Rain Gear

Warmlite Pounchos and Rain Jackets

When hiking in rain an umbrella or poncho is best to keep dry from rain and avoid sweating. I use a light folding umbrella whenever wind allows it, and other times a poncho. A rain jacket is useful if you must be out in high wind and have rain pants to go with it.
Our popular poncho was produced for about 23 years. When we could no longer get good urethane fabric coating we stopped making them. Now the silicon coated tent fabric and Fuzzy Stuff laminate are even better than the best old stuff. Tent fabric is lighter weight and stronger, so we now use that to make ponchos and rain jackets to order.
The ponchos retain our previous hood design with visor to keep rain off your face, cinch cord to hold the hood to your head so it won’t drift around and cover your face, generous neck vent for cooling, and lots of length and width. Lightweight side zippers (instead of snaps or velcro) give better wind protection. An option is extra back length to go over your pack (which can be zipped up in a big tuck when not needed.) These are only made to order, so you can select your sizing and color (from tent colors).
For sizing, measure from top of your shoulder down your front and back, as far as you want it to drape.. Edges are unseamed, hot cut to prevent fraying. If you want the pack covering extension option you have to measure from top of shoulder up over the pack and back to the same height used for specifying back length without the pack. The difference will be the length of fabric tucked out, so side zips work correctly either way. Width is full 65″ width of fabric. Weight is 8 to 10 ounces depending on size. Also give us hat size or head circumference for the hood.
The rain jacket is the same as our vapor barrier shirt, made from the same fabric as ponchos, with or without a hood like the poncho. Size is based on normal shirt size, but you specify length from top of shoulder to bottom edge of jacket AND location of bottom of zipper down from top of shoulder (which must not be lower than top of a leg raised up for a high step.) Weight typically about 6 ounces.
Ponchos and rainjackets can also be made from “Fuzzy Stuff” for softer drape and wicking inner surface, but weight is about doubled.

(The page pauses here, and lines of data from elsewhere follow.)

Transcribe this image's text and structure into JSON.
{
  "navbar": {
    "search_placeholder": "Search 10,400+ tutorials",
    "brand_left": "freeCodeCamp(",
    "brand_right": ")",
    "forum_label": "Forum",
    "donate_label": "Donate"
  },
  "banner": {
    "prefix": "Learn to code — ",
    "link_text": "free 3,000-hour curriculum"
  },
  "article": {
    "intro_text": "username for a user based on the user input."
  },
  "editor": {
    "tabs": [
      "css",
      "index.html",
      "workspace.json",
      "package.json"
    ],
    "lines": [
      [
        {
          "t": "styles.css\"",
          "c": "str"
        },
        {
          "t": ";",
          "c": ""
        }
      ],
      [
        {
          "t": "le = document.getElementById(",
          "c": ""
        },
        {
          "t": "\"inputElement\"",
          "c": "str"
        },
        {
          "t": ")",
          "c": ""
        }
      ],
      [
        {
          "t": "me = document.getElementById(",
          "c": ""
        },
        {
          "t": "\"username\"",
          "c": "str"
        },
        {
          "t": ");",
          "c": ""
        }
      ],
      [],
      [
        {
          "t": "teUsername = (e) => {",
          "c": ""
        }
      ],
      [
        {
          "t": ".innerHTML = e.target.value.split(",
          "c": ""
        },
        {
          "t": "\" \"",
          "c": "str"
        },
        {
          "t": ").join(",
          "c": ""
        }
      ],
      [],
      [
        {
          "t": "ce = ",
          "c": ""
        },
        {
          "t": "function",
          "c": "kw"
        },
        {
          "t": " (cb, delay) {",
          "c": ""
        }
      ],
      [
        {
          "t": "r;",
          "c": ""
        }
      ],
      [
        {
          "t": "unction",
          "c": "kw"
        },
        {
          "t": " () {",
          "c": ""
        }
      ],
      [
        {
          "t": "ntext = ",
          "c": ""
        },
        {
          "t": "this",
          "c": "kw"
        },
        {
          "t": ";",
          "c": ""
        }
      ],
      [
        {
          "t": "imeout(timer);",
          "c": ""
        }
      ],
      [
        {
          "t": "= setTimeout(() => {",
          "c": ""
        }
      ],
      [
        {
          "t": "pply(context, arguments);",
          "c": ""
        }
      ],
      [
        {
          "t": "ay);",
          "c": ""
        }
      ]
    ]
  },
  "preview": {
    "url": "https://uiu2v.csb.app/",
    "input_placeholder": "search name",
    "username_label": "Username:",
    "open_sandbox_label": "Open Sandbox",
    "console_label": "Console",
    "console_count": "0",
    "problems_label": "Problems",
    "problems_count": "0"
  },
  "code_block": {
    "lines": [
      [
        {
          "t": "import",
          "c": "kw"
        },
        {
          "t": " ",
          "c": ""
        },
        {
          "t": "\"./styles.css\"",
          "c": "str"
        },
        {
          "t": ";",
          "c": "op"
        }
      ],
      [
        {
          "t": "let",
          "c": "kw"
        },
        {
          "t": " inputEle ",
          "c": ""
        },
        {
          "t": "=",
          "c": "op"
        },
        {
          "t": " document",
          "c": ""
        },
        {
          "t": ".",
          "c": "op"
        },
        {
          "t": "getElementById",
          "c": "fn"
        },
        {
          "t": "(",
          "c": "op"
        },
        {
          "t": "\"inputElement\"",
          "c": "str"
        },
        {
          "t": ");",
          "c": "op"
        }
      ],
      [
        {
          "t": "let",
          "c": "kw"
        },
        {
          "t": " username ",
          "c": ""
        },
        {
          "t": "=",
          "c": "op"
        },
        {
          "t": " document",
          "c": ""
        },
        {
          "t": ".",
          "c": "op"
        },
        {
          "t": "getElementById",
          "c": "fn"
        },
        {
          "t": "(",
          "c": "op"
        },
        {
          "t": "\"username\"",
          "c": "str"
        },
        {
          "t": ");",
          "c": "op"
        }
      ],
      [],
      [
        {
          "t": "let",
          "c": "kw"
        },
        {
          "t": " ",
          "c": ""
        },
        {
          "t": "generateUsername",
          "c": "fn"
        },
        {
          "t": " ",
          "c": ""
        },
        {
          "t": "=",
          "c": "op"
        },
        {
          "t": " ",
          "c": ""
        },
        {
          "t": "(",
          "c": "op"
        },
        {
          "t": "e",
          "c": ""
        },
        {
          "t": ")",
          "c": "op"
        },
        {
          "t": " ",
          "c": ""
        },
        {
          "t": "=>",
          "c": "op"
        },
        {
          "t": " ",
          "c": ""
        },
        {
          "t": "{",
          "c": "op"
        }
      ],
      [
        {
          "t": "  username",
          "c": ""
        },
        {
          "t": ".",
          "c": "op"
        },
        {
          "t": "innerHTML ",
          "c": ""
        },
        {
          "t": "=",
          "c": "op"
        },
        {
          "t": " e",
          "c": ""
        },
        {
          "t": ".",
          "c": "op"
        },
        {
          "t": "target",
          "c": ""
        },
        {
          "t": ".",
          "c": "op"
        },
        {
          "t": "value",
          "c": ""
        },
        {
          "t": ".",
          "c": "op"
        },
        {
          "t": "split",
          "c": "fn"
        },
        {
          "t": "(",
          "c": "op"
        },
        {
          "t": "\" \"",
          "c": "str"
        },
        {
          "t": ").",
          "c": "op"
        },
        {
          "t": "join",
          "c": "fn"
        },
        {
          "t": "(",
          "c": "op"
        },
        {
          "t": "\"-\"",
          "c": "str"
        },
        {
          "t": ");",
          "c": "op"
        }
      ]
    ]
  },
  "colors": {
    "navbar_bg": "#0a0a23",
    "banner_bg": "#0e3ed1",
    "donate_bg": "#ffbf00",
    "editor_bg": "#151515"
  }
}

Rain Gear Rant:

When it rains dumb people add rain wear over clothes which are already warm enough or too warm. That EXTRA layer causes overheat and sweat soaked clothes, and they blame the rainwear instead of excess layers for overheat. That stupidity was THE reason for the development of Goretex and the millions of $$ spent promoting it for what it isn’t. Smart ones avoid overheat by wearing less clothes under rainwear.
Most good rainwear is made of coated nonporous fabric. Since Gore defined “breathable” as passing water vapor about 1/20th as fast as uncoated fabric, (the same as most urethane coatings), and Goretex was promoted as preventing overheat solely due to it’s “breathability”, much of the rainwear made for big spenders is promoted as “breathable” (but note that Gore requires users of Goretex to put extra ventilation in their rain gear {such as “pit zips”, which also can’t work}, and also require a durable water repellant finish on exterior fabric so rain can never reach the Goretex film!) . But most users praise Goretex only for WARMTH, not coolness, which any rain gear can provide if it is snugly closed at neck and wrists so air can’t flow up thru it.
Most ski parkas and snowmobile suits are coated on the inner surface of outer fabric to block wind & water. Warmth is lost if they’re open at the bottom and top so air can flow up thru, like a chimney. Lighter weight warm humid air rises out upper openings and is replaced with cold dry air from below. It’s obvious that heat is lost warming that cold air. What isn’t so obvious is that the relative humidity of that air when warmed is extremely low. It DRIES your skin, dehydrates you, and takes away heat by evaporation.